The copper plugs are okay to use, but they will wear quicker so the maintanance interval will be much shorter. The sticker on the hood that lists the spark plugs may or may not be up to date with the spark plugs used, I have come across that issue with another ford product..... However, the ford part number also specifies a heat range for the plug that is appropriate for your engine. If you do not have forced induction added to your vehicle (turbo, supercharger) or if you did not replace the pistons and heads to increase compression ratio, the ford specified plug should be used.

(this is optional reading, I tried to keep it at a minimum.... there is better information at most spark plug web sites: NGK is a good source)
The difference between copper, platinum, and irridium: Copper is a very good conductor but a soft metal. This is also the essential core of most spark plugs do the the electrical properties.
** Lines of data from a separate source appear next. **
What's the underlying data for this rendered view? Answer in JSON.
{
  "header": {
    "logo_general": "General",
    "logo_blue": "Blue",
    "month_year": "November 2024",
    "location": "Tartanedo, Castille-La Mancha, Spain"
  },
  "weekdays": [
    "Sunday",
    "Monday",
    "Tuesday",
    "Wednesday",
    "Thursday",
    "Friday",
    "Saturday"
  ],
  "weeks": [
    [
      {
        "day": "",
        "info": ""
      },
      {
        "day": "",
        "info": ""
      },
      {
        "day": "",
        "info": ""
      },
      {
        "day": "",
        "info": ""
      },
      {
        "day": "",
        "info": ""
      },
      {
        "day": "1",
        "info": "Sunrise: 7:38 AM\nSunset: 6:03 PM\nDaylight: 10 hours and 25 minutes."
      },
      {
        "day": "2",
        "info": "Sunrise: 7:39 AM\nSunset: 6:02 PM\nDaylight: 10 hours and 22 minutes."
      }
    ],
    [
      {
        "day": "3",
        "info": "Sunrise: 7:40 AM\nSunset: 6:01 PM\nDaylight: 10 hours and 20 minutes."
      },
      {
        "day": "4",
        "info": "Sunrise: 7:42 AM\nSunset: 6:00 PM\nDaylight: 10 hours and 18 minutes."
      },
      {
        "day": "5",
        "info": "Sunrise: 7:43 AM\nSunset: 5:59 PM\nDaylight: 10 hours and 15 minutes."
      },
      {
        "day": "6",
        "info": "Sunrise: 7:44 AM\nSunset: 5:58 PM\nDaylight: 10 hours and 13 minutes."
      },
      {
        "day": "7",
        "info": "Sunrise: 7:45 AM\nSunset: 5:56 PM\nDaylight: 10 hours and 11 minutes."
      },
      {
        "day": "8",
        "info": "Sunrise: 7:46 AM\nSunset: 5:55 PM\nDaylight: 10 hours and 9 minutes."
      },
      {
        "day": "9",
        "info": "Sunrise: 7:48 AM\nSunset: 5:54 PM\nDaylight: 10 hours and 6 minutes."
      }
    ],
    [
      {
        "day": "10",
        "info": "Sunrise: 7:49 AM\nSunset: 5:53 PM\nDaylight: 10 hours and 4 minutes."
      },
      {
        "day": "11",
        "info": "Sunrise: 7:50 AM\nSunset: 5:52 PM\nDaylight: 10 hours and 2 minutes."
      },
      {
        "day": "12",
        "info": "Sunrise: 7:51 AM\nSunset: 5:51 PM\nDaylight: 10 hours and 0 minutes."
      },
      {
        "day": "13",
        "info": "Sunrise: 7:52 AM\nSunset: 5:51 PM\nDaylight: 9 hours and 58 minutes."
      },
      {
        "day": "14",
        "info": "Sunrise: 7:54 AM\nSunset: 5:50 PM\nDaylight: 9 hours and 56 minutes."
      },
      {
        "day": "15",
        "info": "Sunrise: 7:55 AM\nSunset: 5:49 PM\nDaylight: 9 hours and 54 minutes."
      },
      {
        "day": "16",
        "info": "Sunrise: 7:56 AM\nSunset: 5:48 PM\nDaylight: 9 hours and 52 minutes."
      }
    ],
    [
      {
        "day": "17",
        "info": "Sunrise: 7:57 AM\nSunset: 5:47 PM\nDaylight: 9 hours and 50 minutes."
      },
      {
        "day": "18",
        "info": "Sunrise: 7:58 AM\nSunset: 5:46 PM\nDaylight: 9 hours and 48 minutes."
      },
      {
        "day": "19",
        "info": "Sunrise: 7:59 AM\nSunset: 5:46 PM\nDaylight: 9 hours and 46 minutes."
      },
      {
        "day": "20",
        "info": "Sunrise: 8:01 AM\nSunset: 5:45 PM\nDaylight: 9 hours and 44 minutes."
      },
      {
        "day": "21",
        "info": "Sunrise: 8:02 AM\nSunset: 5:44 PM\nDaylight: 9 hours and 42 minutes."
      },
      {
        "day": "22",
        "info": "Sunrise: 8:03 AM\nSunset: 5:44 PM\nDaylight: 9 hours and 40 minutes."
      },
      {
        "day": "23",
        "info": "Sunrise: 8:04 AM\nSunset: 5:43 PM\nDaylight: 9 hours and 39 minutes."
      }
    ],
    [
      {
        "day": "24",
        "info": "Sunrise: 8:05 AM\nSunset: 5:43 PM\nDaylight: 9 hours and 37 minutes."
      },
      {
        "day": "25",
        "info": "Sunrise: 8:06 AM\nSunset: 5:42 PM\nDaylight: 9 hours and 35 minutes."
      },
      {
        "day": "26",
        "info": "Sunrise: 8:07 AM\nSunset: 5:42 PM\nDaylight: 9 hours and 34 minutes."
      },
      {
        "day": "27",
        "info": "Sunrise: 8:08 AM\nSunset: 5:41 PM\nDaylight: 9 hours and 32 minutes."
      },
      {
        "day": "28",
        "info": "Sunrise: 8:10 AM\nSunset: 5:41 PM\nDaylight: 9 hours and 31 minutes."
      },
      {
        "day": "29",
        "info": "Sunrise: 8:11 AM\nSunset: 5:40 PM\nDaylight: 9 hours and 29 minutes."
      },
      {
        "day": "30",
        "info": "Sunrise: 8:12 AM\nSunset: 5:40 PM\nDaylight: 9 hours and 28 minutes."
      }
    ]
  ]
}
However since the copper is relatively soft, manufacturer's will add other metals to the copper to create a copper alloy to improve the hardness of the electrode tip (typically they use nickel plating or sometimes cadmium (makes the copper black in apperance) to improve the electrod wear characteristics). Platinum does not have as good an electrical conductive property as does copper due to the higher resitance. Considering the high potential charge (in excess of 10kVolts) it really does not make much of a difference.... Platinum is relatively hard and will last much longer than copper alloys and will not deplete (wear down) itself during the arch or spark generation. Platinum is less reactive than the copper alloy so the byproducts of combustion will not attack the metal causing corossion or etching which also contributes the the amount of wear occuring during the combustion cycle. Irridium is harder than platinum and has similar characteristics but different thermal properties than platinum. The benifit of Irridium is that it will not erode or round off the sharp edges of the electrode which is a good charactersitic to maintain a consistant spark. As the electrodes round off this will change the spark charactiersitic and intensity and possibly dispurse the spark energy into weaker plasma streams as compared to one single burst of energy. The issue with platinum is that it will not hold a sharp edge under the conditions of combustion for a very long time.